A HOMELESS SUPPORT unit run by the national housing charity, Threshold, resolved 81 cases of homelessness last year, with the majority of these involving children.
In total 51 children were housed by the Access Housing Unit last year – a unit that helps homeless people to move into private rented accommodation.
A report published today by the charity shows that last year was their busiest year ever recorded.

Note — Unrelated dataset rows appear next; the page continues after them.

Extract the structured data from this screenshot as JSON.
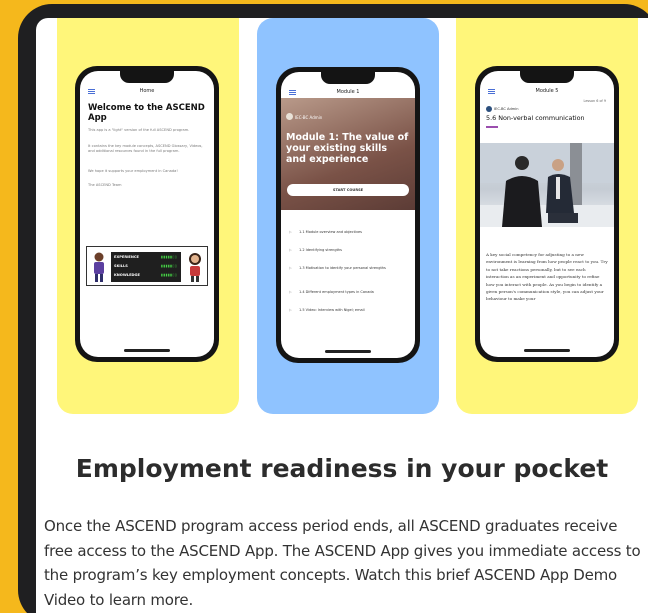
{
  "cards": [
    {
      "bg": "#fff67a",
      "app_bar": "Home",
      "title": "Welcome to the ASCEND App",
      "paragraphs": [
        "This app is a \"light\" version of the full ASCEND program.",
        "It contains the key module concepts, ASCEND Glossary, Videos, and additional resources found in the full program.",
        "We hope it supports your employment in Canada!",
        "The ASCEND Team"
      ],
      "banner_rows": [
        "EXPERIENCE",
        "SKILLS",
        "KNOWLEDGE"
      ],
      "banner_bars": "▮▮▮▮▮▯▯"
    },
    {
      "bg": "#8fc3ff",
      "app_bar": "Module 1",
      "author": "IEC-BC Admin",
      "title": "Module 1: The value of your existing skills and experience",
      "button": "START COURSE",
      "lessons": [
        "1.1 Module overview and objectives",
        "1.2 Identifying strengths",
        "1.3 Motivation to identify your personal strengths",
        "1.4 Different employment types in Canada",
        "1.5 Video: Interview with Nigel; email"
      ]
    },
    {
      "bg": "#fff67a",
      "app_bar": "Module 5",
      "lesson_counter": "Lesson 6 of 9",
      "author": "IEC-BC Admin",
      "title": "5.6 Non-verbal communication",
      "body": "A key social competency for adjusting to a new environment is learning from how people react to you. Try to not take reactions personally, but to see each interaction as an experiment and opportunity to refine how you interact with people. As you begin to identify a given person's communication style, you can adjust your behaviour to make your"
    }
  ],
  "heading": "Employment readiness in your pocket",
  "paragraph": "Once the ASCEND program access period ends, all ASCEND graduates receive free access to the ASCEND App. The ASCEND App gives you immediate access to the program’s key employment concepts. Watch this brief ASCEND App Demo Video to learn more."
}
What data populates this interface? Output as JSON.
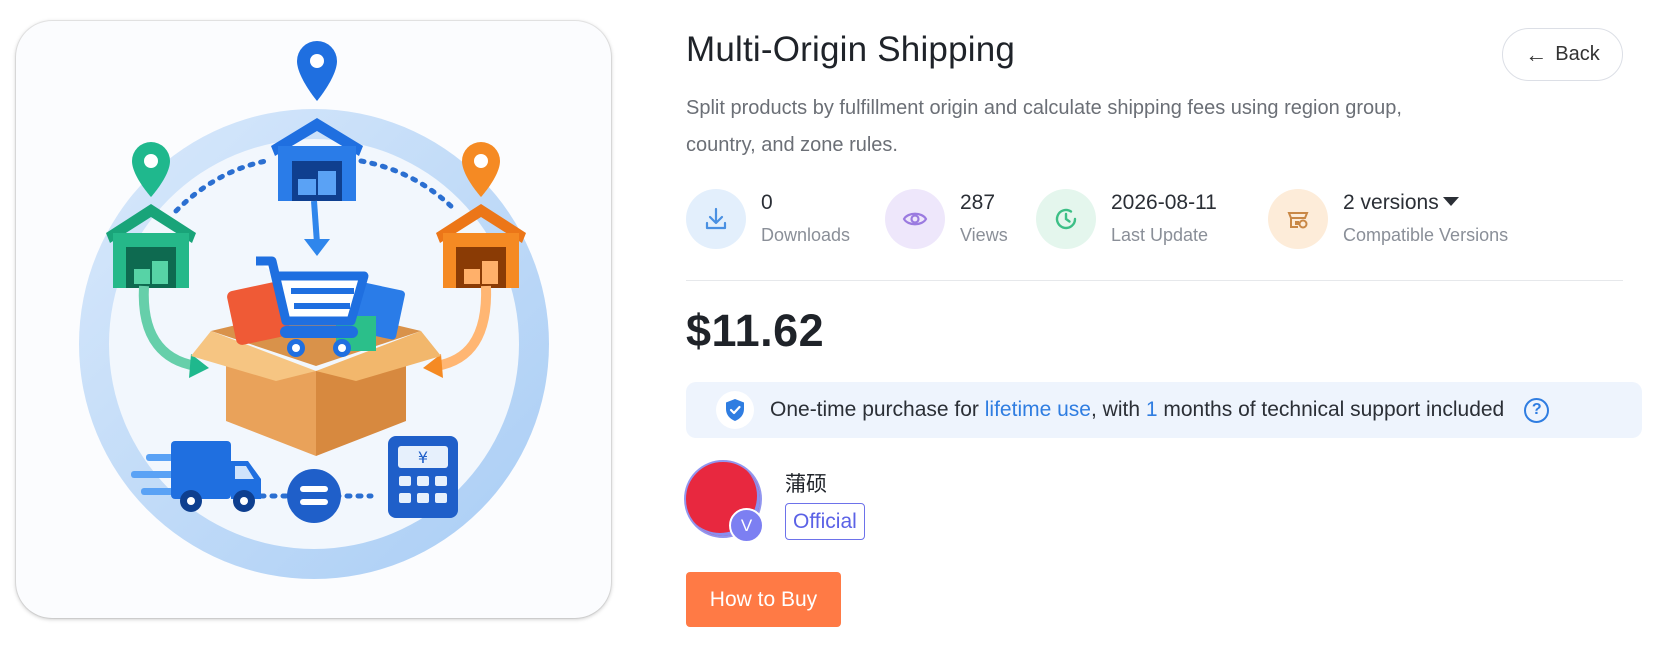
{
  "product": {
    "title": "Multi-Origin Shipping",
    "description": "Split products by fulfillment origin and calculate shipping fees using region group, country, and zone rules.",
    "price": "$11.62"
  },
  "nav": {
    "back_label": "Back"
  },
  "stats": [
    {
      "icon": "download-icon",
      "value": "0",
      "label": "Downloads",
      "color": "#e3effc"
    },
    {
      "icon": "eye-icon",
      "value": "287",
      "label": "Views",
      "color": "#eee7fb"
    },
    {
      "icon": "clock-icon",
      "value": "2026-08-11",
      "label": "Last Update",
      "color": "#e4f6ed"
    },
    {
      "icon": "store-plugin-icon",
      "value": "2 versions",
      "label": "Compatible Versions",
      "color": "#fdecd9"
    }
  ],
  "purchase_banner": {
    "prefix": "One-time purchase for ",
    "highlight_1": "lifetime use",
    "middle": ", with ",
    "highlight_2": "1",
    "suffix": " months of technical support included",
    "help": "?"
  },
  "author": {
    "name": "蒲硕",
    "badge_letter": "V",
    "official_label": "Official"
  },
  "actions": {
    "buy_label": "How to Buy"
  },
  "colors": {
    "accent": "#2f7de1",
    "buy": "#ff7a45",
    "official": "#5b62e6"
  }
}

Threshold’s Dublin Access Housing Unit received 800 referrals in 2013, an increase of 77 per cent on the previous year.
Commenting today, Fionnughla McLoughlin, Assistant Manager of the Access Housing Unit, said between 2010 and 2013, they noted a drop of the amount of rental properties being advertised as well as a drop in landlords willing to accept rent supplement.
“This means, for low-income tenants in Dublin, there are very few options available,” she said, adding referrals to their service almost doubled in the past year, due to a range of factors such as a serious shortage of rental accommodation in the city, the rise in rents, welfare cuts and rent supplement caps.

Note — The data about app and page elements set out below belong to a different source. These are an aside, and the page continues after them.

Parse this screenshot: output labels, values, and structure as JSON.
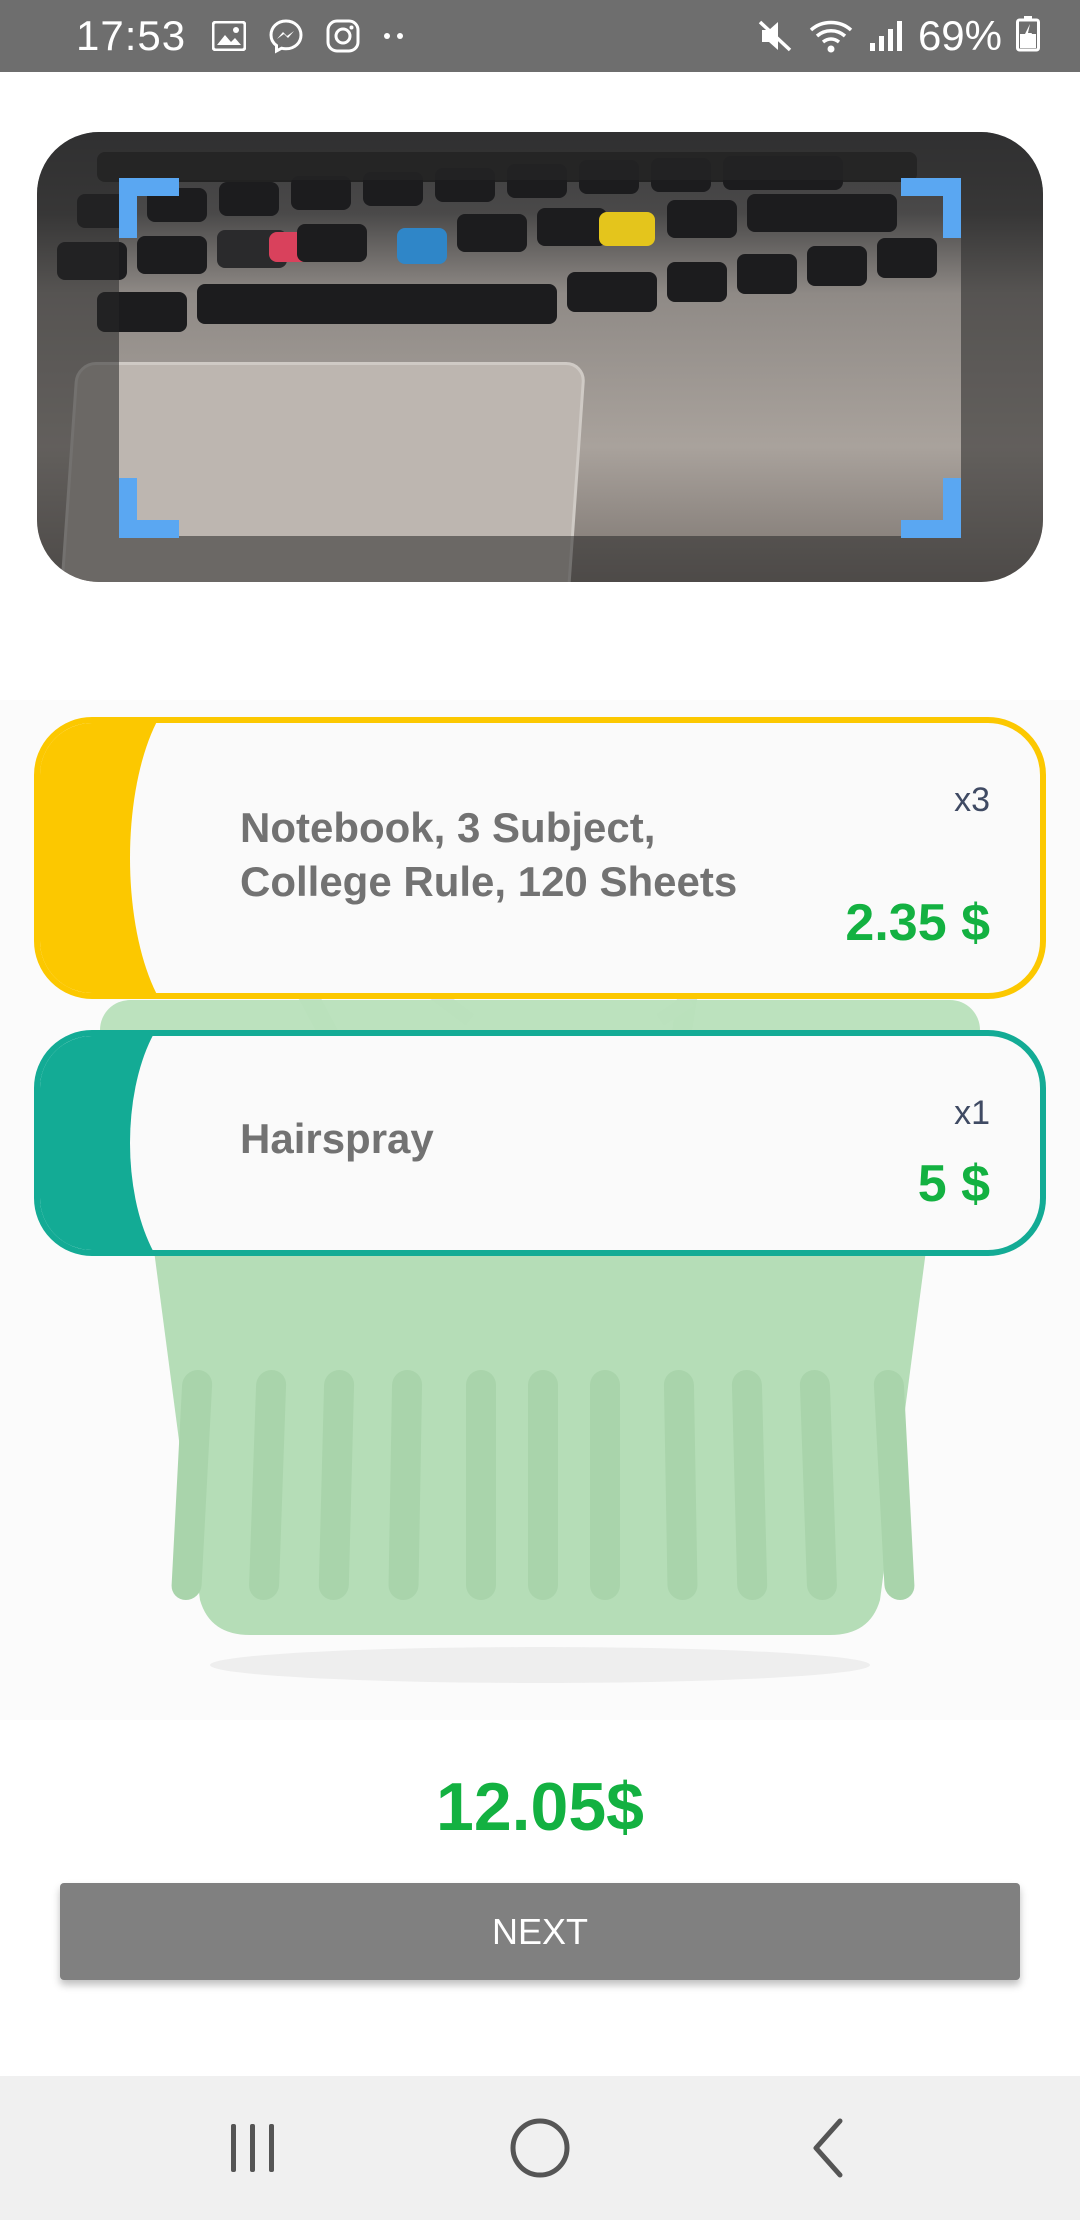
{
  "status_bar": {
    "time": "17:53",
    "battery": "69%",
    "left_icons": [
      "gallery-icon",
      "messenger-icon",
      "instagram-icon",
      "more-dots-icon"
    ],
    "right_icons": [
      "mute-icon",
      "wifi-icon",
      "signal-icon",
      "battery-charging-icon"
    ]
  },
  "scanner": {
    "frame_color": "#5aa7f2"
  },
  "items": [
    {
      "name": "Notebook, 3 Subject, College Rule, 120 Sheets",
      "quantity": "x3",
      "price": "2.35 $",
      "color": "#fcc800"
    },
    {
      "name": "Hairspray",
      "quantity": "x1",
      "price": "5 $",
      "color": "#13ab95"
    }
  ],
  "total": "12.05$",
  "next_label": "NEXT",
  "colors": {
    "price_green": "#13b141",
    "button_gray": "#808080"
  },
  "nav_bar": [
    "recents-icon",
    "home-icon",
    "back-icon"
  ]
}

She said the result is that many low-income, vulnerable families are no longer able to make their rent or find suitable accommodation within their price-range.

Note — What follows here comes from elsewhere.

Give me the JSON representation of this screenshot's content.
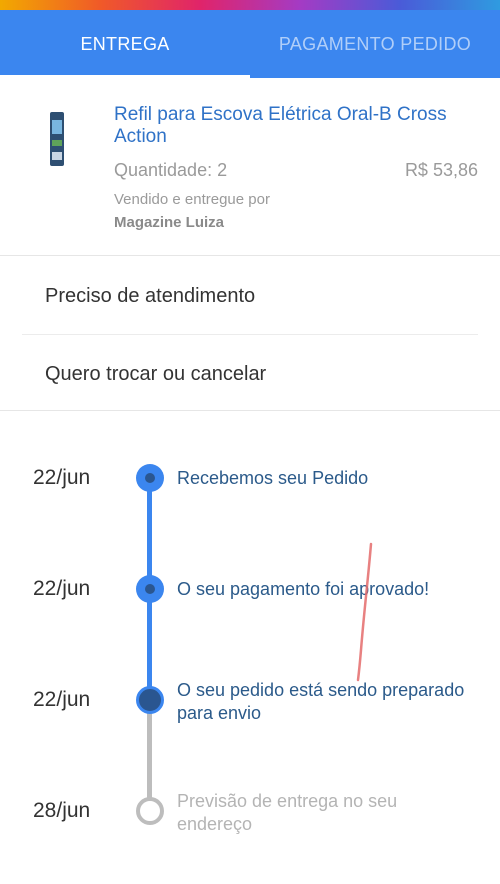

According to Threshold, referrals to the organisation’s homeless support service rose steadily not only in 2013, but also in the previous three years.
In 2010, the service dealt with 260 referrals while in 2011 the figure increased to 394. In 2012, it was 453.
Each year, Threshold helps over 21,000 people throughout Ireland to resolve a housing crisis.